Amber Johnson is the CVDL’s corporate relations advisor and a non-profit and small business communications specialist.
Last week my smartphone had an unfortunate encounter with my kitchen floor. The face was completely shattered, which rendered the touchscreen device useless. It was late on a Sunday night, and I had a busy (and now phone-less) week ahead of me. Crisis!
Like many working parents, my smartphone is my lifeline to my kids when I’m not with them. And it’s my lifeline to my work when I am parenting. I rest easier knowing that my boss or my kid’s teacher can reach me when I’m needed. I rely on the calendar on the phone to tell me where I’m supposed to be, the mapping app to tell me how to get there, and the email function to get me the latest meeting notes right before the meeting starts.
Like many of you, I presume, I am utterly and totally dependent on my phone. And that’s the problem, of course.
In a recent survey of leaders in the design industry, all respondents reported that they had a smartphone. And more than 60% of those said they check their phone during off time at least once an hour. (I read about this survey in Talent Management. Find the link here.) Guilty.
Taming the smartphone habit takes conviction and determination. Here’s how to start:
Take an honest look at your phone habits.
Have you ever found yourself replying to email on the computer, a text on your smartphone, and talking on a conference call simultaneously? Did you miss seeing your daughter’s first soccer goal because you were sending a quick email reply back to the office? Do you check your phone before you shower in the morning and right before turning out the lights at night?
Unfortunately, we haven’t learned how to disconnect at appropriate times. And so we miss big moments, or waste little ones returning messages that really could have waited for the morning.
Worse, as leaders, the email reply you sent from your Blackberry at 11:45 p.m. communicates a message to your team: the boss expects you to work around the clock.
You can get a quick read on your own smartphone addiction with these three questions:
- In my off time, how often do I check email? Be honest. Is this reasonable? Is it the message I want to communicate to my team?
- Do I ever offend others by multi-tasking when they (or the project at hand) deserve my full attention?
- Ask your family or friends, Do you feel like you have my attention when we’re together, or does my phone distract me too frequently
If you don’t like the answers to these questions, then take the next steps:
Make the person in the room the priority.

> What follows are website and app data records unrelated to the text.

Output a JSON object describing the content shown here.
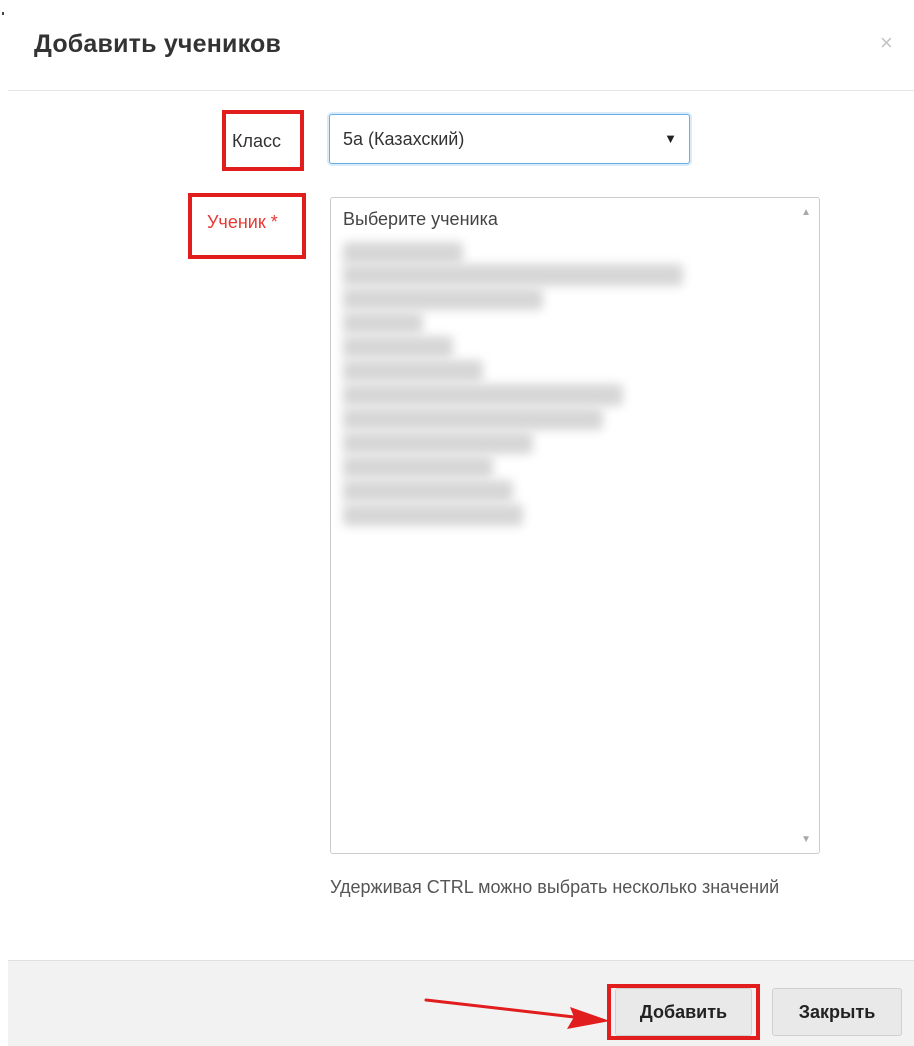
{
  "dialog": {
    "title": "Добавить учеников",
    "close_glyph": "×"
  },
  "form": {
    "class_label": "Класс",
    "class_value": "5a (Казахский)",
    "select_arrow": "▼",
    "student_label": "Ученик *",
    "student_placeholder": "Выберите ученика",
    "help_text": "Удерживая CTRL можно выбрать несколько значений"
  },
  "footer": {
    "add_label": "Добавить",
    "close_label": "Закрыть"
  },
  "annotations": {
    "highlight_color": "#e11d1d",
    "arrow_color": "#e11d1d",
    "required_label_color": "#e53935",
    "focus_border_color": "#66afe9"
  },
  "icons": {
    "close": "close-icon",
    "dropdown": "chevron-down-icon",
    "scroll_up": "scroll-up-icon",
    "scroll_down": "scroll-down-icon",
    "arrow": "pointer-arrow-icon"
  }
}
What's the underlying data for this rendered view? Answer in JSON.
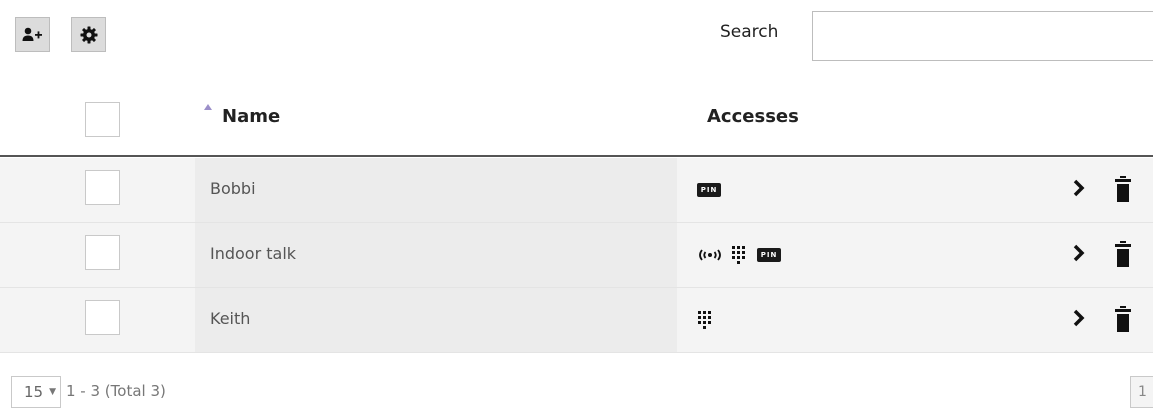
{
  "toolbar": {
    "add_icon": "add-user-icon",
    "settings_icon": "gear-icon"
  },
  "search": {
    "label": "Search",
    "value": "",
    "placeholder": ""
  },
  "table": {
    "headers": {
      "name": "Name",
      "accesses": "Accesses"
    },
    "rows": [
      {
        "name": "Bobbi",
        "accesses": [
          "PIN"
        ]
      },
      {
        "name": "Indoor talk",
        "accesses": [
          "wireless",
          "keypad",
          "PIN"
        ]
      },
      {
        "name": "Keith",
        "accesses": [
          "keypad"
        ]
      }
    ]
  },
  "pagination": {
    "page_size": "15",
    "summary": "1 - 3 (Total 3)",
    "current_page": "1"
  },
  "colors": {
    "sort_arrow": "#9b8fc9",
    "header_line": "#555555",
    "row_bg": "#f4f4f4"
  }
}
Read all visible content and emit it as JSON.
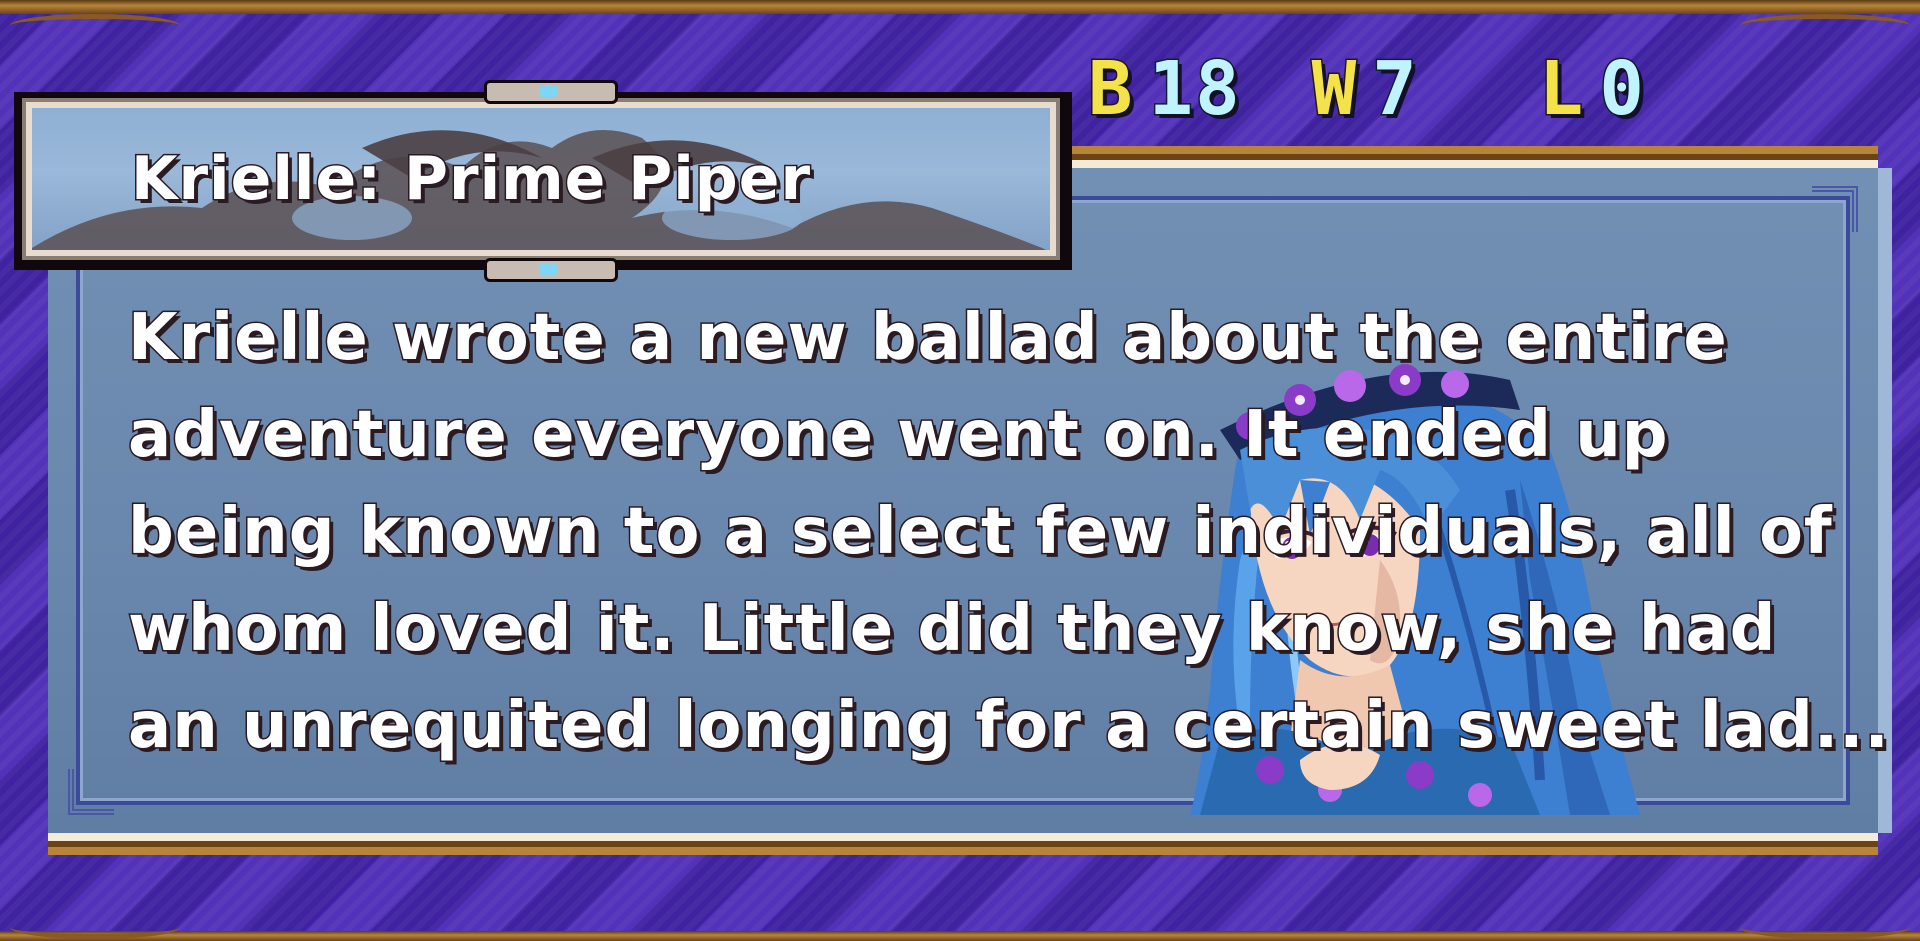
{
  "stats": {
    "b_key": "B",
    "b_value": "18",
    "w_key": "W",
    "w_value": "7",
    "l_key": "L",
    "l_value": "0"
  },
  "title": "Krielle: Prime Piper",
  "description": {
    "lines": [
      "Krielle wrote a new ballad about the entire",
      "adventure everyone went on. It ended up",
      "being known to a select few individuals, all of",
      "whom loved it. Little did they know, she had",
      "an unrequited longing for a certain sweet lad..."
    ]
  },
  "colors": {
    "background_stripe_dark": "#3e22a0",
    "background_stripe_light": "#5232b8",
    "panel_blue": "#6a88ad",
    "gold_trim": "#b8843a",
    "stat_key_yellow": "#f4e24a",
    "stat_value_cyan": "#bff4ff",
    "hair_blue": "#4a8fd8"
  },
  "icons": {
    "title_ornament": "jewel-ornament-icon",
    "decorative_dragon": "dragon-silhouette-icon"
  }
}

Have you ever waited at the counter of a store, ready to check out, while the salesclerk had a prolonged conversation with someone else? Even if it’s clearly a work-related conversation, you probably felt your blood pressure rising. No one likes to be ignored by someone in the same room. Be courteous of your colleagues and clients by putting the phone down and having a face to face conversation instead.

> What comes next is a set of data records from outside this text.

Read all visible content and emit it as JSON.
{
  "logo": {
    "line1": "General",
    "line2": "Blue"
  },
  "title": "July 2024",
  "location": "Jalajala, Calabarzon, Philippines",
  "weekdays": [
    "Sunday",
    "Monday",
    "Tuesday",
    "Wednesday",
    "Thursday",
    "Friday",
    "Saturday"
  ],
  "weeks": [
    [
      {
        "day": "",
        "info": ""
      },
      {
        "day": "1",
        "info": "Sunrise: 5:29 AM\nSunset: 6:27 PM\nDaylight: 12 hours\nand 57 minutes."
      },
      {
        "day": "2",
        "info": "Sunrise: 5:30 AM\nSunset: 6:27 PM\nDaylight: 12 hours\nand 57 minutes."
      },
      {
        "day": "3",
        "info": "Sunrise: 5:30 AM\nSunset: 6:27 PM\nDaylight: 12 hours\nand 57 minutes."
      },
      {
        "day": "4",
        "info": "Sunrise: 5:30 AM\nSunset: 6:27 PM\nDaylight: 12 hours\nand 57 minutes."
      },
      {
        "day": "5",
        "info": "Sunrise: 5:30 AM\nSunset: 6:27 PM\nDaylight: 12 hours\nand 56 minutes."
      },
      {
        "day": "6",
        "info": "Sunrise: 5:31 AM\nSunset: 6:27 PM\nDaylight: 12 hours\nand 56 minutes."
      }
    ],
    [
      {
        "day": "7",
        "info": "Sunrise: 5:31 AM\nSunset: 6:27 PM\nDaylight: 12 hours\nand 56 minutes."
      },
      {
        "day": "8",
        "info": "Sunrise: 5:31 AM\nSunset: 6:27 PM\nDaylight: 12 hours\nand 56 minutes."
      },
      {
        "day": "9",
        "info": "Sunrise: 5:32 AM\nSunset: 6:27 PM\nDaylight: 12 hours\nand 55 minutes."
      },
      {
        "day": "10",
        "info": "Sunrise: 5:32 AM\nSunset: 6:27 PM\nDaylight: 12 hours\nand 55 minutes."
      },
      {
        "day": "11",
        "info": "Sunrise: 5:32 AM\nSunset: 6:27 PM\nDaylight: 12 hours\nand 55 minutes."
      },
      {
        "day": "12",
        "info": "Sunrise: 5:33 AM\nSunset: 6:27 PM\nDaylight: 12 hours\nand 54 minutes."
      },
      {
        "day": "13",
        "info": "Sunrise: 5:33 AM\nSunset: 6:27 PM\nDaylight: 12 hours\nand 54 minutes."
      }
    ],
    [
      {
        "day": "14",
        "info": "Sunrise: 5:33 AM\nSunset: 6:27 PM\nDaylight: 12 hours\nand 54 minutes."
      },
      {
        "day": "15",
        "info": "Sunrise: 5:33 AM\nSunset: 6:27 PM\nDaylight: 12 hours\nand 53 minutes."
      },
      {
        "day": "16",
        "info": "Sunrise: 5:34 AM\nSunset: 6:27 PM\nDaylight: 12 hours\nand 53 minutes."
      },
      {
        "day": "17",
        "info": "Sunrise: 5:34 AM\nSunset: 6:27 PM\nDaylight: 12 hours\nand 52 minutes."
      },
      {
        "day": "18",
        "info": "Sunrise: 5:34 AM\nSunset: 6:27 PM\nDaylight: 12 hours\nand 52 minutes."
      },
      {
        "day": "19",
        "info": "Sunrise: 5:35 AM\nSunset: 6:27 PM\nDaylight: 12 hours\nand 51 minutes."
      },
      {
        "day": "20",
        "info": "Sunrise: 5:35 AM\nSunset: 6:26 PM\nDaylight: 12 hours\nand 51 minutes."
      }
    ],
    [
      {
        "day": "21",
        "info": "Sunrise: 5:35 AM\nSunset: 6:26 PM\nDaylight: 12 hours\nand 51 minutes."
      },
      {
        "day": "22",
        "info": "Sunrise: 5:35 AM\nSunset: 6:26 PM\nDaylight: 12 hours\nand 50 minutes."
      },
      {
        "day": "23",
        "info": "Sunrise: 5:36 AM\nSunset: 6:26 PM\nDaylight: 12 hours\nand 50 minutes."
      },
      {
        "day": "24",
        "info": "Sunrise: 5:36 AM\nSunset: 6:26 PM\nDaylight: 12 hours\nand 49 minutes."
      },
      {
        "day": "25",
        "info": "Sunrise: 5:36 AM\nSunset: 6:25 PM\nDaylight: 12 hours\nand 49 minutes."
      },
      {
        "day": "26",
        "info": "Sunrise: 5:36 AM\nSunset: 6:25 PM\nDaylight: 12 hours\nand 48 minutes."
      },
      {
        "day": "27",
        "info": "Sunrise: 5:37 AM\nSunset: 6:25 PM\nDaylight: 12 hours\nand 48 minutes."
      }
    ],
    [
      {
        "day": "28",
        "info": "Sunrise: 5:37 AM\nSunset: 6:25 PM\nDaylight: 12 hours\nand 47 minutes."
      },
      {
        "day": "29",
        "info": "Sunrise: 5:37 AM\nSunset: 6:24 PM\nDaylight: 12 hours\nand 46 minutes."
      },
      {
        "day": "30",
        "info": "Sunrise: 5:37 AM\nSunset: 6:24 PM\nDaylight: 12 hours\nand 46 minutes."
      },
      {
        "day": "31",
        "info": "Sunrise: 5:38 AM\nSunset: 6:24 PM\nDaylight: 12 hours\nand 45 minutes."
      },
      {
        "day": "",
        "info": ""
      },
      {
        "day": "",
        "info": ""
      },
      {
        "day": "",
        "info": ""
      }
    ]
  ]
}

A few years back an organization I worked for invited senior leaders of the organization to join significant donors for a summit. In a private moment one donor expressed disgust at the distracted attention of the organization’s executives in the room, “I’ve never seen a group so addicted to their Blackberrys,” she said.

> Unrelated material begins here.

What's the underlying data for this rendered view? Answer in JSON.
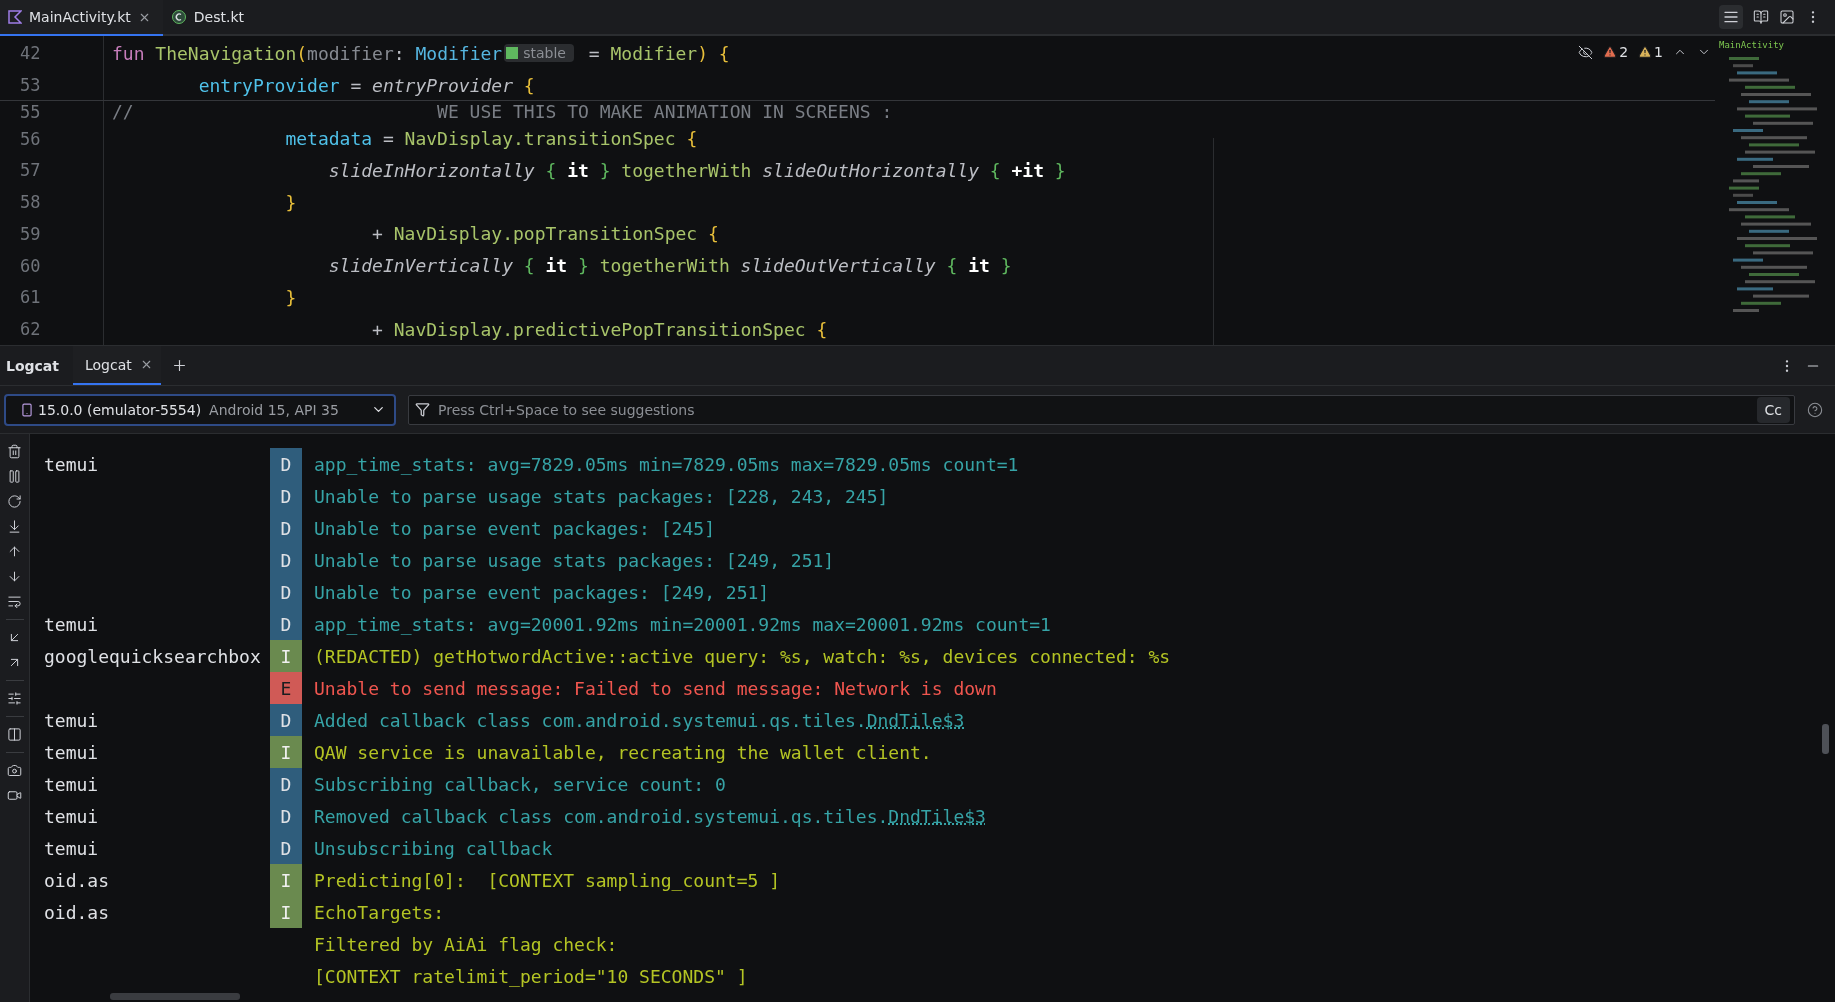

What was really going on in this situation? I don’t think the executives had made the summit a priority, and it showed in their choice to work on their phones instead of participate.
If you can’t make the person in the room a priority, then ask (politely) to leave the room. Don’t waste your time or theirs.
When your focus is needed, put a plan in place to minimize your smartphone use.
We sometimes think we are more effective when multi-tasking, but solid research shows otherwise. Moving back and forth from a primary task to a secondary task adds 25 percent to the time it takes to complete the initial task. (For more on multi-tasking and focus, download the white paper at www.theenergyproject.com.)
Put your phone in your desk drawer when you need to focus, and establish a phone-free meeting policy whenever possible.
When this isn’t possible, talk with your team about why they should keep their phones in their pockets. A senior director from a medical device company explained how and why she does this during training events:
“With the increased use of smartphones (my entire sales force has them), it is not just phone calls and texts you are managing in a training event. It is all access to the way they now communicate – Facebook, email, blogs, Twitter – that can interrupt the training flow. We explain the first day how the brain works and the myth that is ‘multi-tasking’ and ask them to keep their minds focused on what we are teaching throughout the week. We even do a quick group exercise the first day to drive that point home. The only device they are allowed to have out is a phone on vibrate and for emergency calls only (active surgical cases).”
True leadership is rarely done by phone. Set yours aside and lead.
For more details on the Center for Values-Driven Leadership, visit our web site, www.cvdl.org.